Description: Upon verbal cue, Pax will run directly to me and let me grab hold of him.

Elements:

  • Behavior specifics: Fast!
  • Distance: Respond to cue up to 100 feet away.
  • Latency: Immediate.
  • Locations: Everywhere.
  • Distractions: Anything and everything.

Training Plan: (Accomplish each level in multiple locations of gradually increasing distractions.)

  1. Teach collar grab (or body grab).
  2. Practice calling Pax for high reinforcement.
  3. Add distance.
  4. Add distractions.

Sit

Cue: Initial cue - verbal "sit." Fully-shaped behavior will have a hand signal.

Description: On cue, Pax will drop into a competition-quality sit. Verbal will be used for non-competition situations, so a "sloppier" response is acceptable, though not encouraged.

Elements:

  • Behavior specifics: Tucked, square.
  • Duration: Up to five minutes.
  • Distance: Respond to cue up to fifty feet away.
  • Latency: Immediate.
  • Position: Assume position from stand, down, or walk. Pax should not change his position relative to me, except in specific situations where that is specifically trained. I should be able to be in any physical position.
  • Locations: Everywhere.
  • Distractions: Anything and everything. Especially distractions common in a dog show or performance environment. Must maintain the sit when being touched by strangers or sniffed by strange dogs.
  • Other: Must maintain even when I'm out of sight.
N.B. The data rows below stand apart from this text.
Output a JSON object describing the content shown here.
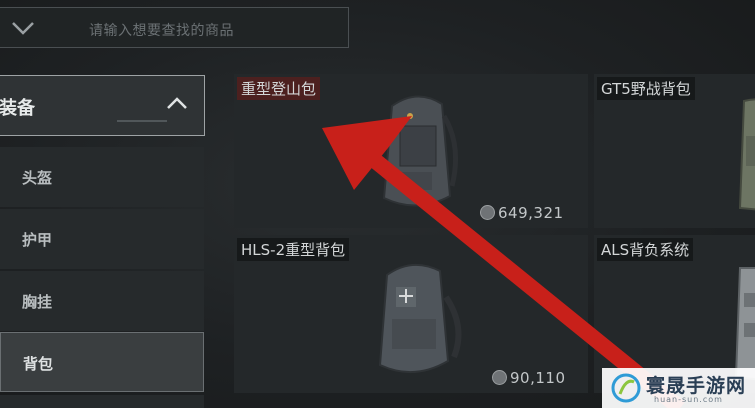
{
  "search": {
    "placeholder": "请输入想要查找的商品"
  },
  "sidebar": {
    "category": "装备",
    "items": [
      {
        "label": "头盔",
        "active": false
      },
      {
        "label": "护甲",
        "active": false
      },
      {
        "label": "胸挂",
        "active": false
      },
      {
        "label": "背包",
        "active": true
      }
    ]
  },
  "products": [
    {
      "name": "重型登山包",
      "price": "649,321",
      "rarity_color": "#5a1e1c"
    },
    {
      "name": "GT5野战背包",
      "price": ""
    },
    {
      "name": "HLS-2重型背包",
      "price": "90,110"
    },
    {
      "name": "ALS背负系统",
      "price": ""
    }
  ],
  "annotation": {
    "arrow_color": "#c8201a"
  },
  "watermark": {
    "brand": "寰晟手游网",
    "domain": "huan-sun.com"
  }
}
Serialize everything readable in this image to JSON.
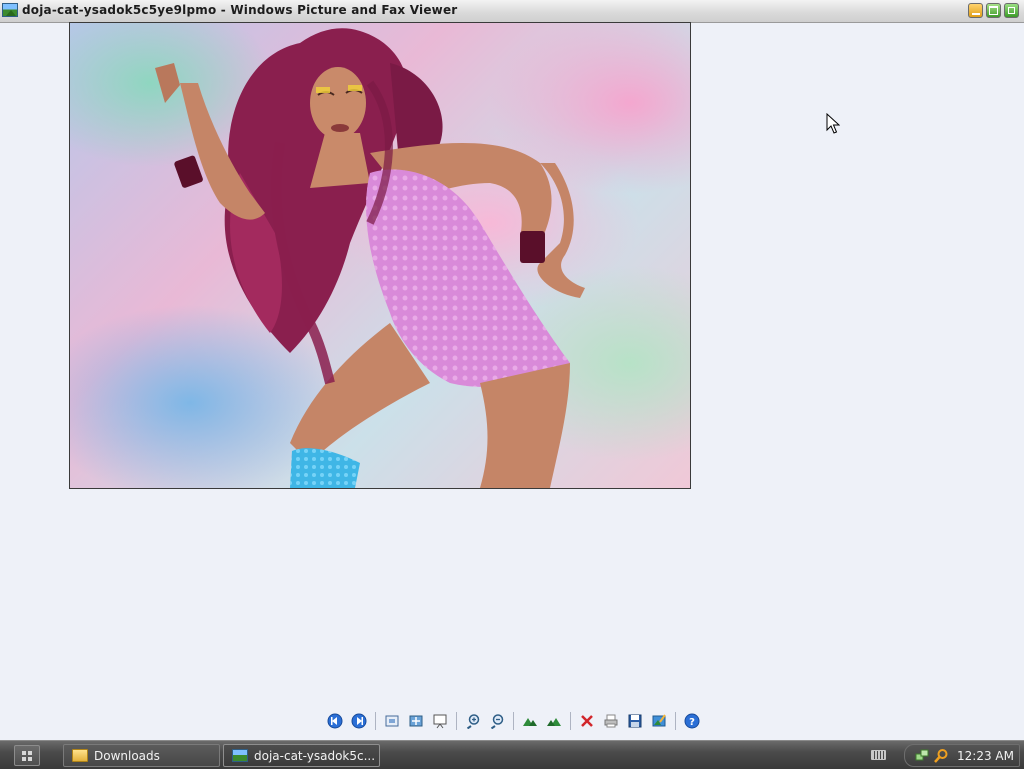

Training Plan: (Accomplish each level in multiple locations of gradually increasing distractions.)

  1. Get the behavior.
  2. Add the cue.
  3. Shape for tucked.
  4. Shaped for tucked and square.
  5. Add the hand signal and proof.
  6. Reduce latency.
  7. Add duration of 15 seconds.
  8. Add distance -- me leaving him while he maintains the sit - of 20 feet and out of sight.
  9. Add distractions - holding sit while a ball (or bumper!) is thrown, while a dog or person walks past, while cars and other vehicles go by, when food is tossed, when a stranger comes up and touches him.
  10. Increase duration.

Keeping Records

Keeping a record of your training will help you know exactly what you've trained and exactly how your dog is performing. Keeping records can only help you. If something isn't working, a record lets you go back and figure out why. It lets you see, objectively, what's happening.

Possible fields for training records include:

  • Behavior being trained.
  • Date.
  • Session start and end times.
  • Specific criterion for the session.
  • Number of responses/Number of errors.
  • Notes.

This doesn't have to be a time-intensive process. Although taking the time to record your data between sessions does take away from your training time, using the information to evaluate your last session and plan your next, enables you to make your training incredibly efficient.

The record sheet I use looks essentially like this table:

Date
Criterion
#R/E
#R/E
#R/E
         
         
  • Date: Session date.
    ..
  • Criterion: The specific aspect you're training in this session. For example, second of eye contact. The criterion determines when you click.

    The rule is simple: You click when you achieve the criteria. If your criterion is second of eye contact, you click after second of eye contact. If the criterion is 5 seconds of eye contact, you click after 5 seconds.

    Note: The steps listed under each behavior's "training plan" are not criteria. They are goals. Each step may be made up of many, many sub-steps necessary to reach the stated goal.

  • #R/E: Number of repetitions/Number of errors.

    Why count repetitions and errors? Comparing the ratio of repetitions to errors gives you an objective way to determine the reliability of a behavior. When training a behavior, strive for 80% reliability at a criterion before making it harder.

    If you work in sets of either 5 or 10 reps, it's easy to tell when you've reached 80% reliability. Use the following guide:

    • In a 5 rep session, 4 out of 5 correct equals 80%. If you make 2 or more errors, stay at the same criterion.
    • In a 10 rep session, 8 out of 10 correct equals 80%. If you make 3 or more errors, stay at the same criterion.

If you'd like to use the record sheet I use, I saved one in rich-text format here. Save it to your hard drive and make copies.

 

| Diary Home | Pax's Training Plans Home |

| ClickerSolutions Home |


List and Site Owner: Melissa Alexander, mca @ clickersolutions.com

 

 

=